One in eight women will develop breast cancer during their lifetime, which can greatly impact the lives of those affected, their family and friends. Knowing how to support breast cancer patients can be empowering when everything and every day feels overwhelming. With this article, we would like to share some ideas on how to assist your loved one, providing emotional and physical support.

Physical support for the patient

Many patients may wish to keep their life routines as normal as possible during treatment, but side effects can often make it hard and cause frustration. Let them know they are not alone, and you are there to help. Asking the patient ‘What can I do for you?' is important. By taking the initiative and offering specific help, you may be able to provide even more support. Things you may offer to help with include:

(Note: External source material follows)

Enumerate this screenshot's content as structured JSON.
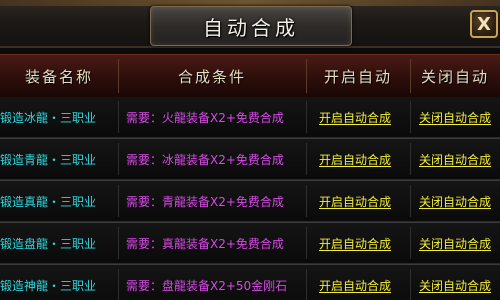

  • Cleaning and housekeeping
  • Laundry and ironing
  • Gardening
  • Cooking meals (fill the freezer with good and health foods)
  • Transport to and from hospital appointments
  • Taking children to or from school
  • Babysitten
  • Pet walking

If more than one person is assisting the patient, you may coordinate and create agenda schedule, so everyone may share a manageable load of activities, and everything will be organized.

Emotional support for the patient

Learning that you have breast cancer can be a devastating experience, and patients can face a rollercoaster of emotions including anger, fear, sadness, and depression. Those feelings can change and escalate quickly, and it can be challenging to know how to provide support.

It is crucial for you, as a caregiver, to focus on being supportive. Just listen, and if it’s appropriate, hold hands or give a hug, sometimes it is the most effective/powerful way of showing your support.

If the patient is feels anger towards their diagnosis, they may direct this at you, but try to keep calm. Remember: they are frustrated with their condition, rather than being upset with you.

Lastly, feeling alone is never a good thing, especially if you are ill. Let the patient rest, but also try to be a caring companion. You can accompany the patient by doing things such as:

  • Knitting together
  • Watching a movie
  • Starting a tv series together
  • Reading side by side
  • Talking about anything enjoyable, not cancer-related

Do whatever the patient enjoys and help her feel less alone.

Emotional support for you

As a caregiver, you may feel exhausted, sad, and upset at times, this is normal, and you should not be ashamed of it.

Putting others first does not mean that you should forget about yourself: eat well, keep your regular exercise routine, and have some time for yourself.

If you are finding it difficult to do these things, or you start feeling anxious or depressed, let your healthcare provider know.

For daily support, you can share your feelings with a friend or family member, or you can also attend a support group to meet people going through the same situation as you are.

Male breast cancer

Breast cancer develops in the mammary tissue, which is also present in the male body. Male breast cancer is not as common as female breast cancer, but it is equally devastating. It is important that you show your support in the same way as you would with a female patient, being by their side and helping them with their daily needs.

Male patients might feel embarrassed or confused about having breast cancer. Try to make the patient feel supported and avoid sentences such as ‘I never heard that man could have breast cancer’.

SOURCES:

https://www.breastcancercare.org.uk/information-support/facing-breast-cancer/how-support-someone-breast-cancer

https://www.webmd.com/breast-cancer/guide/breast-cancer-tips-family

https://www.health.com/health/gallery/0,,20738293,00.html

https://ww5.komen.org/BreastCancer/WhatCanIDoWhatCanISay.html

https://ww5.komen.org/uploadedFiles/_Komen/Content/About_Breast_Cancer/Tools_and_Resources/Fact_Sheets_and_Breast_Self_Awareness_Cards/Getting%20the%20Support%20you%20Need.pdf